- **Problem details**: Only a number is expected in reply: the count of lines below where the word "just" occurs.

(Dataset rows for apps and sites)
++++

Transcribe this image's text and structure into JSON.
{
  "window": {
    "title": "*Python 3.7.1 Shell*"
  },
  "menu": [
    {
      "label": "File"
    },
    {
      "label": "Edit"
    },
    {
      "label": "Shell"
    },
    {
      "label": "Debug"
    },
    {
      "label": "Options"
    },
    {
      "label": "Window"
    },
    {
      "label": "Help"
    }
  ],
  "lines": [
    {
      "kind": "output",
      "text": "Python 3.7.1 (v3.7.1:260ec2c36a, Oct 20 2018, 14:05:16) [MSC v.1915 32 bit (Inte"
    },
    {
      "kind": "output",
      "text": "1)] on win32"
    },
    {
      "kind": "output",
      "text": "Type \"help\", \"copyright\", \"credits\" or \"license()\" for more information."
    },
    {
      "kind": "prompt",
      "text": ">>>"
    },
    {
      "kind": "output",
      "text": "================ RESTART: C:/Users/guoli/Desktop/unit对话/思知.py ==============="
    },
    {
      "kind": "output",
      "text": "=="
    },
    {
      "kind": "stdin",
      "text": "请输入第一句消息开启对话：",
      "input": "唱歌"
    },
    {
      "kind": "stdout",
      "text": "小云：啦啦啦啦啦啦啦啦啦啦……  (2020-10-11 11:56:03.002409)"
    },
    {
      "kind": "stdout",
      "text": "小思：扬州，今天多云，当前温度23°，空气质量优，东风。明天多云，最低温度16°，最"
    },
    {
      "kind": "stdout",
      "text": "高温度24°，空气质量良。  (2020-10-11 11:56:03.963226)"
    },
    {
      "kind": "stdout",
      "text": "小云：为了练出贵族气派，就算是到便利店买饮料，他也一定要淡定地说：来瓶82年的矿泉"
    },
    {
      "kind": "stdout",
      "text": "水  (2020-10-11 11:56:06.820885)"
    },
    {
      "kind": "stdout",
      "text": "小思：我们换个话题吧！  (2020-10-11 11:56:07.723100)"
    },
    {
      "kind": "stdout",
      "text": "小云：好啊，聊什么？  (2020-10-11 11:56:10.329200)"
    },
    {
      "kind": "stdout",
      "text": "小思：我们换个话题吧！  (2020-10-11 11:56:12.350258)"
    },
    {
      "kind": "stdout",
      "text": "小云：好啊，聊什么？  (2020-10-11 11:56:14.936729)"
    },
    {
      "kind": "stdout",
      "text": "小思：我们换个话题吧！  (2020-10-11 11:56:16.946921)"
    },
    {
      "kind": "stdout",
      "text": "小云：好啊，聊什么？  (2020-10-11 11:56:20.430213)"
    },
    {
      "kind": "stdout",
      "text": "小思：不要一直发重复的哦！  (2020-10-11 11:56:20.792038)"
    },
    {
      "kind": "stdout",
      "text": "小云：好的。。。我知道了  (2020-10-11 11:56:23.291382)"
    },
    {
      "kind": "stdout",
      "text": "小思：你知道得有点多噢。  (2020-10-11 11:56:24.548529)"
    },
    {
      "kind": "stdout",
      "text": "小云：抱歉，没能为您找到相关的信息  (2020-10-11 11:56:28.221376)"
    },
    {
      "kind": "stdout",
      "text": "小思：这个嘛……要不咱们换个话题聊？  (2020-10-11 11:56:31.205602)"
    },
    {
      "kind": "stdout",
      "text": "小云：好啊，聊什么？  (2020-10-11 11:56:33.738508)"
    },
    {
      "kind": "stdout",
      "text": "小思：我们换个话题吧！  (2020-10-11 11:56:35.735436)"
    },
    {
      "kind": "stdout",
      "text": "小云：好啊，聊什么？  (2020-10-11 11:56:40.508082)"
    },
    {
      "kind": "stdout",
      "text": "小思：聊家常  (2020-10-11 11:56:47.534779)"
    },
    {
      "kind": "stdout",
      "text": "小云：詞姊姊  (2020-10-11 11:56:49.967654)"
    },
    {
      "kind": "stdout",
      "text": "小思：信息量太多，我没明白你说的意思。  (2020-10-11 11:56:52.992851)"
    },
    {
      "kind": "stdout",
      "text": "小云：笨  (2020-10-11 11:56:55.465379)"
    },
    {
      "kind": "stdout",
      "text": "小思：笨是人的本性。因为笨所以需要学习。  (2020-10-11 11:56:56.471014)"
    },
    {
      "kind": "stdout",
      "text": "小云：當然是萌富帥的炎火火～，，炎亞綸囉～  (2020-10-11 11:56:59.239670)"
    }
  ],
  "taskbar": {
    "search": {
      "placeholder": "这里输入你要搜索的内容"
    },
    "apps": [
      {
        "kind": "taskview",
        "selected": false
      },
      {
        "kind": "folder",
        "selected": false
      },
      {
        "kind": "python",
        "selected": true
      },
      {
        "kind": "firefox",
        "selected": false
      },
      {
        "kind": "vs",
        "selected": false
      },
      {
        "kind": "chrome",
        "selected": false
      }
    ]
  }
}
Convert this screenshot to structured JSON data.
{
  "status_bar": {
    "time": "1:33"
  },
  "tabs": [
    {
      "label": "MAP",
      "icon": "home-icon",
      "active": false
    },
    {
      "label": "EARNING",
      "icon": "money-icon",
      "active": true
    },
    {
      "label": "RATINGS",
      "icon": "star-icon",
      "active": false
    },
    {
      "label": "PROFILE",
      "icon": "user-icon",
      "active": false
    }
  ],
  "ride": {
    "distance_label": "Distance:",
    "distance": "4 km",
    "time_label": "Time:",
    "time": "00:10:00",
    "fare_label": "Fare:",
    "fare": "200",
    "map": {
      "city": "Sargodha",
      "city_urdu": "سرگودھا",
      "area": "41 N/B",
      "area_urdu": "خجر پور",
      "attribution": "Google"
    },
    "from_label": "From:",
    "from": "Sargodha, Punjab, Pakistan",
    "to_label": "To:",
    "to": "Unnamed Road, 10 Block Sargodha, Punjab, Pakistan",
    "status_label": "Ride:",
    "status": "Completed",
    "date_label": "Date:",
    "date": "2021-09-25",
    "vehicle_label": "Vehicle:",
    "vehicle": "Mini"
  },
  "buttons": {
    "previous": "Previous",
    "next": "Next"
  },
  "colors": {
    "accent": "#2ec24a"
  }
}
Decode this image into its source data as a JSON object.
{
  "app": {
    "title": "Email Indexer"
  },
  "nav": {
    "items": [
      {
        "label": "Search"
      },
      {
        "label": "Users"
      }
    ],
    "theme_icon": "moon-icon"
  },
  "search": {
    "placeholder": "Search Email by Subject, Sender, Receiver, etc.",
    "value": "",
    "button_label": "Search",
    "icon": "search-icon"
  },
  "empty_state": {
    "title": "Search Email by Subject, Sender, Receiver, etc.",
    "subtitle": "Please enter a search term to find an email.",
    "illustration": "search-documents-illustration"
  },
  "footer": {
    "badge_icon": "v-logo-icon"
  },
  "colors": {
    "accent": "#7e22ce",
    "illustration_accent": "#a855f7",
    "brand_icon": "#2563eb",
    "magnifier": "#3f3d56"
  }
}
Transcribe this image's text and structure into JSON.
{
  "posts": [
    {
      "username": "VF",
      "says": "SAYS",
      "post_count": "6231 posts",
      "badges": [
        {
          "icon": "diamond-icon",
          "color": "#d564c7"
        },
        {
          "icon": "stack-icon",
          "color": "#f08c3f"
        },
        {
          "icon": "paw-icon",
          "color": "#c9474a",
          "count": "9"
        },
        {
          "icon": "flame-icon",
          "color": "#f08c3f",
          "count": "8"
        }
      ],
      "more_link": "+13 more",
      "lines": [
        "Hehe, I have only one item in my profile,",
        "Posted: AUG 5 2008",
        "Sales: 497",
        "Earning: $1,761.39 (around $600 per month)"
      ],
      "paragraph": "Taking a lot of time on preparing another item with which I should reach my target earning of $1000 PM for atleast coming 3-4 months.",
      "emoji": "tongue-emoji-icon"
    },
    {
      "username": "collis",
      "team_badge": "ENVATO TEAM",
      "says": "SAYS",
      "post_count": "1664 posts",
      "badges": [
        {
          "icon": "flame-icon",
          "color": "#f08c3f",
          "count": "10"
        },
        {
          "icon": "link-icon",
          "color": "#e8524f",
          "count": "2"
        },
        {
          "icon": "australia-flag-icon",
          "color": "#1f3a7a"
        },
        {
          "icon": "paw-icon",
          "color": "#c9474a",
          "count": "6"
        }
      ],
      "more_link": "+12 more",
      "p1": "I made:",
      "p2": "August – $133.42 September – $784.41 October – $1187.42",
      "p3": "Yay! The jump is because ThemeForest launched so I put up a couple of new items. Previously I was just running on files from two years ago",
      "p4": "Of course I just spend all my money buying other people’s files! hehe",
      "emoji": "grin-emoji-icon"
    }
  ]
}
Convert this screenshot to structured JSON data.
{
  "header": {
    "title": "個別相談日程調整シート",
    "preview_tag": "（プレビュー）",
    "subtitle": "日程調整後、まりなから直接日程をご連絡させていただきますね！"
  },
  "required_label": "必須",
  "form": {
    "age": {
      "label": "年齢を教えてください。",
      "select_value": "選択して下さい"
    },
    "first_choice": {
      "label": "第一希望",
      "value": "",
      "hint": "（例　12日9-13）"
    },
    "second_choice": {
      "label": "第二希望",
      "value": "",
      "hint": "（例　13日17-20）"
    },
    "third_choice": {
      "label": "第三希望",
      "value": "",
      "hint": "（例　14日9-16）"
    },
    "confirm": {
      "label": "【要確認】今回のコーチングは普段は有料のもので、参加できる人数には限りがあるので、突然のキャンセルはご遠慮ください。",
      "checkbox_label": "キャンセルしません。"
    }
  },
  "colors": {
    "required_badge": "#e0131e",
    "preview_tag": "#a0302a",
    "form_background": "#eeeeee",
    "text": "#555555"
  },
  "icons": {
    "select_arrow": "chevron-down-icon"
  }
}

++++

- **Finished task**: 2